Jimmy Carter is a good president. He should be reelected because of his fine record. It is a record any president would be proud of. President Carter has been faithful to the nation's ideals and interests. He has been an effective, forceful and strong president.

Let's look at the Carter record.

The most important issue facing the country is energy. Because of President Carter's leadership, Americans finally realized how vulnerable we are in energy. Unless we reduce our dependence on foreign oil, we will decline, both as a world power and in our living standard. It was Carter's task to do something to improve that situation. He did.

His energy incentives resulted in increased domestic production of natural gas and crude oil. More coal is being mined this year than at any other time in our nation's history. The nation tripled its investment in solar energy and quadrupled gasohol production. The Carter administration began an unprecedented effort, bigger than the Apollo moon project and the interstate highway program combined, to develop synthetic fuels.

Carter initiatives to promote conservation paid off. They reversed four decades of ever-growing reliance on foreign oil. In 1978, for the first time since World War II, our oil import levels actually started dropping. They continue to drop. Today we import 6.8 million barrels a day, compared with 8.8 million in 1977. The Carter energy record is excellent.

In energy, as in virtually everything else, it fell to President Carter to face the tough problems. He tackled them, no matter how thorny. This was especially true in domestic and social issues. In the face of growing sentiment to back away from our commitment to help those less able to help themselves, President Carter bucked the tide. He held firm to that commitment. Promises had been made. He would not forget them. He is a humane president, very much in the tradition of Franklin Roosevelt and the Democratic presidents who followed.

In content, President Carter has never strayed from that tradition. He did what he could, just as his predecessors did what they could, for the poor, for the disadvantaged, for working families, for those whose lives have been enhanced by, and who have given their support to, the Democratic Party. Scholars who say the old coalition is dead have not convinced Jimmy Carter.

Under the Carter administration, investment in youth employment grew from $2.5 billion to $4 billion.

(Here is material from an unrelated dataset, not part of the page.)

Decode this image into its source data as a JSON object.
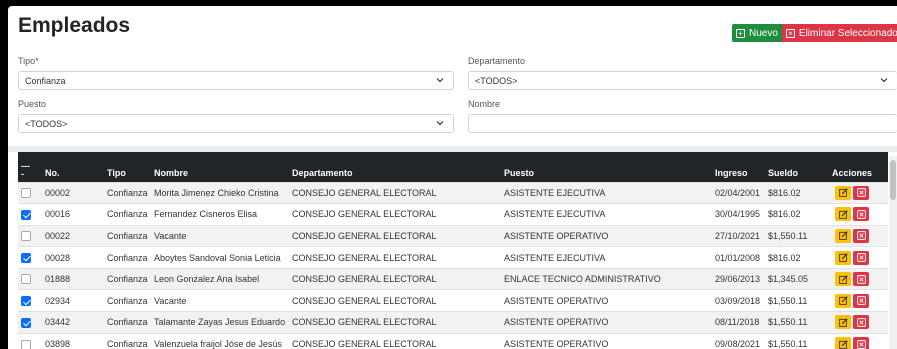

CETA was enlarged by 50 percent. The Job Corps doubled. The most ambitious youth initiative in the nation's history, the Youth Act of 1980, to create 450,000 jobs and combine basic training and work experience, passed in the House and could yet pass the Senate. The food stamp program has been liberalized.

Carter has appointed more blacks, Hispanics and women to judgeships and federal jobs than any other president. He got Congress to pass major education legislation such as the Middle Income Student Assistance Program, the Higher Education Amendments of 1980 and the Department of Education.

The Carter administraiton led the fight for the New York City loan guarantee, thereby preventing the nation's largest city from going broke. Under Carter, the government shaped its first comprehensive urban policy. Scores of existing programs were retargeted to help urban areas. New programs such as the Urban Development Action Grant Program provided incentives to business to invest in cities.

On the environment, no president since Theodore Roosevelt has been more of an activist than Jimmy Carter. He worked for and then signed into law measures strengthening the Clean Air Act and the Clean Water Act and the nation's first strip mining bill. Carter's Alaska lands legislation is the most comprehensive measure ever to preserve and protect America's parks and scenic areas.

President Carter cut federal rules that hampered competition. Airline deregulation, banking deregulation, trucking deregulation -- these are Carter achievements. Soon railroad deregulation will join the list. A Carter proposal, the Regulatory Flexibility Act, removed much of the regulatory burden from small business. That was but one of a series of similar Carter administration laws that moved government out of the marketplace. In government, civil service reform did away with unneeded bureaucratic procedures and will make Washington more responsive.

Though on the decline, inflation is still a serious problem. But all too often we have been the victims of events we could not control. The largest oil price increase in history -- a staggering 125 percent from February 1979 to February 1980 -- hit us with a vengeance, causing price rises across the board.

Over many years our own productivity sagged. America's plants and factories are wearing out. We modernize every 20 years. The Japanese do it every 10 years. In spite of that, eight million new jobs were created in the past 3 1/2 years. Increased energy self-sufficiency will help the economy rebound and further control inflation. So will the president's Economic Renewal Program, providing incentives for industrial modernization, capital investment and more exports and for locating industry in high unemployment areas so that we can again be more productive and more competitive.

In foreign affairs, the Carter record is reflective of a man who believes peace is possible and is willing to take that extra step to achieve it. The hallmark of the president's achievements in foreign policy is the peace he negotiated between Egypt and Israel. For the first time since its founding, Israel does not face the threat of war from its most populous, most powerful Arab neighbor. In this historic breakthrough, both Prime Minister Begin and President Sadat give credit to President Carter for the persistence that made Camp David and the peace treaty between Israel and Egypt possible. With Carter's continued leadership, Israel will be assured of its future security, strength and independence. Carter has worked tirelessly to reduce the dangerous level of nuclear weapons and has achieved historic diplomatic breakthroughs with China.

President Carter has done a good job. He deserves reelection. It is important for the future of the country that he be reelected.